A reform made by the Ontario government in January is intended to make colleges and universities more affordable for mature students. The changes made will take effect for students applying to programs beginning in September 2017.
According to an announcement from the Ministry of Advanced Education and Skills Development, “150,000 people in Ontario will be eligible to receive free tuition as a result of the improvements the provincial government is making to the Ontario Student Assistance Program (OSAP).”
Mature students whose family income is under $50,000 per year are to be given enough grant money to make their tuition free.
Sean Greson, a representative for Deputy Minister Deb Matthews, told Humber Et Cetera that, “If the new OSAP was in place today, OSAP would provide free average tuition to more than 210,000 Ontario students,” even more than the projected average in years to come.
During the 2015-2016 school year, 13,586 Humber College students used OSAP to fund their education. Of those, 42 per cent qualified for mature student status according to OSAP guidelines, which means thousands of students at Humber will be directly affected by the changes.
“Changes to OSAP will allow mature students to access a wide variety of financial aid programs they were previously excluded from, such as the upcoming Ontario Student Grant,” said Gayle McFadden, national executive representative of the Canadian Federation of Students.
Despite being pleased with the changes, McFadden reiterates that the CFS would like to see more.
“Our main concerns around student financial assistance remain the same: that we do not believe that anyone wishing to pursue a post-secondary education should have to go into debt to do so. Ideally, we are fighting for reductions in tuition fees with the goal of eventually eliminating them,” said McFadden.
“This year, we have proposed to the government a four-year plan to eliminate tuition fees in the province by creating a cost-sharing model with the federal government to fully-fund post-secondary education,” she said.
In response to critics questioning whether the government can afford to implement the reforms, the Ministry representative for Matthews said, “the changes to OSAP are made possible by reallocating existing government dollars that are already supporting postsecondary students and using those dollars in a more timely and targeted way.”
David Kieu, a 24-year-old student in Humber’s Multimedia Design and Development program, explained how OSAP has facilitated his education.

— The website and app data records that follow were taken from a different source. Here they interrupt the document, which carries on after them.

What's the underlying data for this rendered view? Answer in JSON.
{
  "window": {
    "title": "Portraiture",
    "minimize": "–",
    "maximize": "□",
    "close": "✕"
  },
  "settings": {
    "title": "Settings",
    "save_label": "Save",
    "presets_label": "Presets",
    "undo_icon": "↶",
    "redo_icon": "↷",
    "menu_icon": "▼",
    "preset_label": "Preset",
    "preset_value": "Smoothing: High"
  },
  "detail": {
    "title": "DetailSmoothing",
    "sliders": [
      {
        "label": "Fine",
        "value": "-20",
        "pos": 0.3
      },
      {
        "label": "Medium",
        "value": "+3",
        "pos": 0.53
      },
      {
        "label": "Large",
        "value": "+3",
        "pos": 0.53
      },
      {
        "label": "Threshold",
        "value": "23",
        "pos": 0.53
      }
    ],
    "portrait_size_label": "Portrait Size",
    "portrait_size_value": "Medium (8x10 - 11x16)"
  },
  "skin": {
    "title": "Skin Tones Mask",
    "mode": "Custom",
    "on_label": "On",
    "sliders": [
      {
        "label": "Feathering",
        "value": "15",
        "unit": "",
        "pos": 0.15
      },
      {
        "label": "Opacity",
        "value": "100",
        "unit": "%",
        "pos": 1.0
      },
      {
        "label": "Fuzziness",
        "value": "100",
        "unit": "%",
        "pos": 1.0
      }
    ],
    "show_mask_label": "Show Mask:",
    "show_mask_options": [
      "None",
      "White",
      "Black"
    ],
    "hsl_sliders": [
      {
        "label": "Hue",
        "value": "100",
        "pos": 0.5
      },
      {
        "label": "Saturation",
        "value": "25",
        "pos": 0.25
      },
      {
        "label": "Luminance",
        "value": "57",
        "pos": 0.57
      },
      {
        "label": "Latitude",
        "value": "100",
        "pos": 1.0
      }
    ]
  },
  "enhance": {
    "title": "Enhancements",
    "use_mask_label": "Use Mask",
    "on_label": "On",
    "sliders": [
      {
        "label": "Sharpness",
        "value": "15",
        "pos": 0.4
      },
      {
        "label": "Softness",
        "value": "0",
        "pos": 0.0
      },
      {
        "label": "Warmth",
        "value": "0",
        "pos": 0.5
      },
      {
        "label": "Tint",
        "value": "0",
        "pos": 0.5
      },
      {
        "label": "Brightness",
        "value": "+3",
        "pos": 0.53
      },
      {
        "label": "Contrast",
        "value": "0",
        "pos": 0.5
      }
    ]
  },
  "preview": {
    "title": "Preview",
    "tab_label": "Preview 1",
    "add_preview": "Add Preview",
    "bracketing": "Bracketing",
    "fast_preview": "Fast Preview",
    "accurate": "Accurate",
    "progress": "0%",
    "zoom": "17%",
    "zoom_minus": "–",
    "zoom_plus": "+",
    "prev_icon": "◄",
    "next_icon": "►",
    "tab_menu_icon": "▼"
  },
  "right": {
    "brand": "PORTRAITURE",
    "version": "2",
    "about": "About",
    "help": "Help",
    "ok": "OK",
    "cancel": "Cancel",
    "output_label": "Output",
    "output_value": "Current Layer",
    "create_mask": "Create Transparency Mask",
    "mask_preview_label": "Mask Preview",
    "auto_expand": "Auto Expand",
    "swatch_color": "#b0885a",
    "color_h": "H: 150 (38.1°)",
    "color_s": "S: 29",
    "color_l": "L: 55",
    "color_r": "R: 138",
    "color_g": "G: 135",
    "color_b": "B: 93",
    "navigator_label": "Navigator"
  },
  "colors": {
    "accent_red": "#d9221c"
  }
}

“I use OSAP much more now in my post-grad than in my previous university education, as I am relying on most of my own income in addition to living in an apartment separate from my parents. Low-income grants have been a lifesaver,” said Kieu.
“The changes to OSAP would make me seriously consider continuing education studies in the future.”